As I started testing this franken-reflector I noticed that the light was harder than I expected. A look inside the bowl gave some cues as to what was going on. Speedotron lamp heads have large protruding flash tubes and/or flash tube covers. This pushes the light source out in front of the mount on the reflector, allowing the light to completely fill the bowl. The bulbs on the Interfit, though they do protrude, are not quite as long as the Speedo tubes. So most of the light was coming straight out of the flash going forward and not spreading out quickly enough to fill the bowl.
I did some cutting and drilling to change the position of the S-mount to try to push the flash tube a bit further into the bowl. That still wasn't enough. A quick experiment using a 12x12-inch sheet of diffusion gel in the shape of a dome over the flash tube confirmed what I needed. My first thought was to find a Tupperware bowl around the size of the pyrex flash tube cover, but a quick look through kitchen cabinets didn't turn one up. That got me to thinking that people used to call some speed light flash diffusers Tupperware. And I remembered that I had a very old one of those made of a hard plastic that was specific to a speed light I no longer had. I quickly found that diffuser and a hack saw and went to work.
After cutting off the bottom of the diffuser I was relieved to find it to be exactly the right size to fit in the S-mount. A bit of hot glue and clear caulk and it was fixed in place, ready for testing. And some disappointment. The light was still harder than I expected. Even with the diffuser in place, most of the light was concentrated in the middle and not filling the bowl. Then I remembered that there was a second piece to the diffuser, a dome that snaps onto it. I quickly located that and voila, the second test did show a noticeable change in the shadows and more light "wrapping" around to the side of the subject (notice the ear is brighter). Now the diffuser was doing its job--making the light spread wider to fill the bowl of the reflector. The diffuser itself didn't make the light softer, but it did make the light source larger which did soften the light.
The next option was to add a diffusion sock over the entire reflector. This has the effect of spreading out the light across the full 20-inches of the bowl making the light source even larger and more even across the surface. Again the diffuser spread the light and evened it out. The last test was to try the sock with and without the dome inside the reflector. This showed a subtle change. With the dome the light source appeared a bit larger, as seen by more light reaching the ear. But the shadow transition was pretty much the same with and without the dome. It was just that with the dome more of the bowl was lit and the light wasn't as directional.
Let's look at the tests (click on the image for a larger version)...
Here are side views of the interior of the modified 20-inch bowl reflector with and without the dome on the diffuser. I made one more modification, not shown here. I drilled a series of small holes around the edge of the snap on dome to help the fans in the strobe head be more efficient.

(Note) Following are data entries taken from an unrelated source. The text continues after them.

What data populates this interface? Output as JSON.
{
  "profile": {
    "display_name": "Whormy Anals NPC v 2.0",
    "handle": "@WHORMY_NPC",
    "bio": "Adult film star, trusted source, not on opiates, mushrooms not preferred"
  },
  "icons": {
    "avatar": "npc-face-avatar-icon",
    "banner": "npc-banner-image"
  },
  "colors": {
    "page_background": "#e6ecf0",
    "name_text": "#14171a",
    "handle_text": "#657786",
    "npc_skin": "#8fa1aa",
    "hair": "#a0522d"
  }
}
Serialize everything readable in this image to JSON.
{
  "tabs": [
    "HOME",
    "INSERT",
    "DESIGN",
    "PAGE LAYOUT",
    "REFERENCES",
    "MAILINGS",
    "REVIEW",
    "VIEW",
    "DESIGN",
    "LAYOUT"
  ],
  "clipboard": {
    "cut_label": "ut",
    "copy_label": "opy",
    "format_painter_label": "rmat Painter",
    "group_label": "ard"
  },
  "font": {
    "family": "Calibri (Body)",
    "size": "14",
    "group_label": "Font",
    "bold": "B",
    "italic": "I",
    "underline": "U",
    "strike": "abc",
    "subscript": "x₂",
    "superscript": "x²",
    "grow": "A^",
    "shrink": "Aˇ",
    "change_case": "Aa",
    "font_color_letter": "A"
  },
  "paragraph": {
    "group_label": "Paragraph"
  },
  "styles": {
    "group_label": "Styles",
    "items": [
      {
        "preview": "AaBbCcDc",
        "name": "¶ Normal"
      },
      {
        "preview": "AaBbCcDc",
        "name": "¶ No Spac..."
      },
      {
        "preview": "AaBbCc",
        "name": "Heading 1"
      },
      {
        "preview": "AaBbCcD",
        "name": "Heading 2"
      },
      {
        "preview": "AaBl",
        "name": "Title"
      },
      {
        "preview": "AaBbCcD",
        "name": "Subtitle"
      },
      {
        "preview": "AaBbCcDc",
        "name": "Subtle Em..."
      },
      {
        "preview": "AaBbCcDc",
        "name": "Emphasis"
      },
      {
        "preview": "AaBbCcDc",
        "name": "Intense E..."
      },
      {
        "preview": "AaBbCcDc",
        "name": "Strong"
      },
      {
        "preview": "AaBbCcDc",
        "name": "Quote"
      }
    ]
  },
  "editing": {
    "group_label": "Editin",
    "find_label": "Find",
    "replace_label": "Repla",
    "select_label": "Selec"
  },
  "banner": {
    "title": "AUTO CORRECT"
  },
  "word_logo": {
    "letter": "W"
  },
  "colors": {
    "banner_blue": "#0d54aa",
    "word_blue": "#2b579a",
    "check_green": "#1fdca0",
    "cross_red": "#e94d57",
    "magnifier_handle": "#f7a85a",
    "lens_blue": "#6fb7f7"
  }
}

IMPORTANT: DO NOT TRY THIS WITH A STROBE THAT USES TUNGSTEN OR QUARTZ MODELING LAMPS!! I was able to do this with the Interfit strobes because they use relatively cool running LED modeling lamps. For comparison, the 60-watt LED in the Honey Badger is brighter than the 250-watt quartz-halogen modeling lamp in my older strobes. But the LED's temperature after being on for hours remains around 85-degrees F while the quartz bulbs reach temperatures over 300-degrees F in a matter of seconds.
So, you might ask, what is the point of all this today. It is all part of trying to dispel myths around diffusion. It is easy to look at the photos and decide that the various diffusers changed the quality of the light. But it still comes back to the fact that the quality of the light is determined by the size of the light. In these examples the diffusion spread the light to better fill the bowl of the reflector. Without any diffusion the 20-inch reflector is bright in the middle and darker around the edges, making it appear smaller than its actual size. As diffusion is added the light spreads out to fill the bowl, making it appear to be its full size.